Reykjavik as the launch of a tour of the nine European cultural
Prices and ticketing information will be available by
mid-October on the Reykjavik 2000 Internet site, at www.Reykjavik2000.com.International chorus to sing in new millennium in
REYKJAVIK -- A 90-member international chorus will sing in the
millennium here and in the summer will tour the nine European
Cultural Capitals of 2000.
The group, called the Voices of Europe Choir, is a gathering of
musicians from each of the nine cities chosen as Europe's cultural
capitals for 2000.
Iceland's own international star musician, Bjork, will perform

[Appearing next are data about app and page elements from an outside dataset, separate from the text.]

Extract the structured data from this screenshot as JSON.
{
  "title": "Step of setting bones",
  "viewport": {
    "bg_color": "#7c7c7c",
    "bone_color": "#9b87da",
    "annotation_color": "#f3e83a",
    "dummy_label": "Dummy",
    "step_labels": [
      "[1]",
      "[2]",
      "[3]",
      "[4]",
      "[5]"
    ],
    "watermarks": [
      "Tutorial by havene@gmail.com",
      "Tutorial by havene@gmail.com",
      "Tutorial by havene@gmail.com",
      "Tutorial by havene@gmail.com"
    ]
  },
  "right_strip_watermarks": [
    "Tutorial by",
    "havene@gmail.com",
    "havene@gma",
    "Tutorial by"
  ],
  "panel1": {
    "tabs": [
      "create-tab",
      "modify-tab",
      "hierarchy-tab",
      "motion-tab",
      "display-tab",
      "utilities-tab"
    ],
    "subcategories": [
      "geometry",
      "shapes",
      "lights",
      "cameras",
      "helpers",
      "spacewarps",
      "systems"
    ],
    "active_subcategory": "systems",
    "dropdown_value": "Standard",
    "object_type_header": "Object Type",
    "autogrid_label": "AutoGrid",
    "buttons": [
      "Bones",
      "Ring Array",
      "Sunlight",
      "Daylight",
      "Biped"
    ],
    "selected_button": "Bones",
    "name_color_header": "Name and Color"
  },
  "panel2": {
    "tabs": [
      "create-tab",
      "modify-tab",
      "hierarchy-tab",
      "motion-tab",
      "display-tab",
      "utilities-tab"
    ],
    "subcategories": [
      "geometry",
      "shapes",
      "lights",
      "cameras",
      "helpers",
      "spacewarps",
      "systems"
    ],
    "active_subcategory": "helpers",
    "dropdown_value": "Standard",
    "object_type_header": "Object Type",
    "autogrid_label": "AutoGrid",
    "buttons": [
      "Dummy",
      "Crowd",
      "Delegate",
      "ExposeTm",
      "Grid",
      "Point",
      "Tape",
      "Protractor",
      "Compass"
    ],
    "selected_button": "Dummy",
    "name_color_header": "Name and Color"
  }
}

and write songs especially for the group.
Another Icelandic contributor will be Thorgerdur Ingolfsdottir,
who will conduct the choir through a score of music that will
include work specially composed for the event by Estonian composer
There also will be conductors from each represented city to lead
their own musical contributions to the event.
Along with Reykjavik, the other European cultural capitals
selected for 2000 by the European Union are Bergen, Norway;
Brussels, Belgium; Helsinki, Finland; Krakow, Poland; Avignon,
France; Bologna, Italy; Santiago de Compostela, Spain, and Prague,
To form the Voices of Europe, each of the nine cultural capitals
was asked to select 10 musicians between the ages of 16 and 23.
Representatives of each country convened in June to select the
songs for the choir's repertoire, including one song native to each
of the nine cities. A major goal of the event was to have the choir
sing in each of the cities' native languages.